VICTORIA, British Columbia — The Canadian Space Agency (CSA) is working on a plan to intervene in troubled government space projects, providing commercial firms the technical expertise, if necessary, to complete what they had been hired to do.
The backup plan comes after an internal audit found that the Near-Earth Object Surveillance Satellite (NEOSSat), built on contract by a commercial firm, ran into difficulties and fell 41 months behind schedule.
At one point, CSA and the Department of National Defence, which were co-funding the 24-million-Canadian-dollar ($23 million) microsatellite, considered abandoning the project. But the two organizations decided to take a risk and continue while at the same time providing technical advice to the contractor, Microsat Systems Canada Inc. (MSCI) of Mississauga, Ontario.
“Without the technical capacity within the CSA and [the Department of National Defense], it is unlikely that the NEOSSat project would have been completed successfully,” concluded the 69-page audit, titled “Evaluation of Near Earth Object Surveillance Satellite Project.”
NEOSSat was launched in February 2013. CSA touts it as the world’s first space telescope dedicated to detecting and tracking asteroids and satellites.
The audit recommended that CSA maintain the technical capability “to effectively manage projects and to step in and undertake the more technical aspects of a project if a contractor is unable to do so.”
“If the prime contractor does lose capacity then the CSA should ensure it has a way to deal with that risk,” it added.
In response, CSA will develop “guidelines for project intervention,” which should be ready by December, agency officials said.
By March 2015, it will have identified the areas of key technical expertise it needs to have if required to take over troubled projects from contractors. The space agency will also put in place a system to acquire engineering services when needed on a contract basis.
CSA spokeswoman Maya-Olivia Eyssen said the agency has been working on its response to the audit since earlier this year. She noted those changes will also include “an improved process for project management at the CSA.”
It will develop new methodology for project management that will include a process to provide continuous monitoring of contractor’s financial, technical and project management performance. That system will be ready by March 2015.
The audit was completed in March 2014 but only recently made public.
Dynacon Inc. of Mississauga was awarded the contract to build NEOSSat in July 2007. In 2008 Dynacon sold its satellite business to MSCI, and MSCI continued the project as a subcontractor to Dynacon.

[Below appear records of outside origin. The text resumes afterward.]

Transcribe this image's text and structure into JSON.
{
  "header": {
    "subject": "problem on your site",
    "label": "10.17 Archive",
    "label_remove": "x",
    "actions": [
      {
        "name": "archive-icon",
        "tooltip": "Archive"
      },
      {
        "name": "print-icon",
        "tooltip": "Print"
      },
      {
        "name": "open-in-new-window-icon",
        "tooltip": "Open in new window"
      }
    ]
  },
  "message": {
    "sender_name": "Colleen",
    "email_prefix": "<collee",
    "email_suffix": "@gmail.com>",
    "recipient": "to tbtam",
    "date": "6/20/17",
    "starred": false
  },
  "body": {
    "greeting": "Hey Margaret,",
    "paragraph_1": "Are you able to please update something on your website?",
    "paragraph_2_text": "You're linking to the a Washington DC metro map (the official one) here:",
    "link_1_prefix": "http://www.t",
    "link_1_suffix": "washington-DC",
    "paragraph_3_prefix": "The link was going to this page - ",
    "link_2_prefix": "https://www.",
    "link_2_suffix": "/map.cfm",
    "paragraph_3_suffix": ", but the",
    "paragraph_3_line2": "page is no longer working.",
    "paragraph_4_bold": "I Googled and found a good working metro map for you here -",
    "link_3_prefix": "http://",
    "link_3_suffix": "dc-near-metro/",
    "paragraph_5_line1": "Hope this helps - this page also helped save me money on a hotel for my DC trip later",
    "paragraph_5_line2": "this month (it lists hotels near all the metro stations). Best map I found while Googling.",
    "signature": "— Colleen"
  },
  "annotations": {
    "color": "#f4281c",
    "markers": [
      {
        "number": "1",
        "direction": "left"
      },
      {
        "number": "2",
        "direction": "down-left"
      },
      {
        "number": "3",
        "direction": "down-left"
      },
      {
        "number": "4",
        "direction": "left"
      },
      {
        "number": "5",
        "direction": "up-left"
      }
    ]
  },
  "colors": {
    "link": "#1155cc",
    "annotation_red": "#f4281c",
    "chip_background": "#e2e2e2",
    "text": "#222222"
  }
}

But according to the audit, the project faced a number of hurdles.
MSCI lacked the capability to do the project and faced a significant turnover of key staff, the audit noted.
MSCI, however, has challenged those findings. Its officials say the requirements for the project were lacking in specifics and that staff from CSA, who were brought in to help, instead got in the way.
MSCI President David Cooper also told Postmedia news service in a July 28 article that CSA kept asking for changes to the satellite. Cooper did not immediately respond to a call from SpaceNews for comment. Chuck Black, a space analyst and former director at the Canadian Space Commerce Association, said much of the audit places blame on contractors but CSA and Canadian government should not escape blame for some of the problems.
A source of significant delay was the federal government approval and contracting processes, he pointed out. Even when Dynacon-MSCI was awarded the contract, it took the government another year to actually issue the contract and CSA another four months to get approval to implement the project.
In addition, some officials representing industry and the Defence Department noted that CSA did not always appear to be managing NEOSSat efficiently or cost effectively, the audit reported.
Another delay beyond the control of MSCI stemmed from one of its subcontractors going out of business; MSCI had to replicate systems developed by the defunct subcontractor, causing another year of delay.
Although NEOSSat is operating, the images it is producing are not what was expected, the audit found. The image quality does not at present meet the imagery requirements of the scientific aspects of the mission, it added.
“A stable focus is needed in the imager in order to yield images of a scientific quality, due to the very low levels of light that are reflected off asteroids,” the audit concluded. “Whether the intended production of 288 images per day can ever be achieved is a matter of concern.”
But CSA says it is confident that it can deal with the technical issues. In early June, following various flight software and parameter improvements, NEOSSat demonstrated that it can obtain scientific images, said CSA’s Eyssen. “Additional flight software upgrades are scheduled, which should lead to the full commissioning of NEOSSat during the fall,” she added.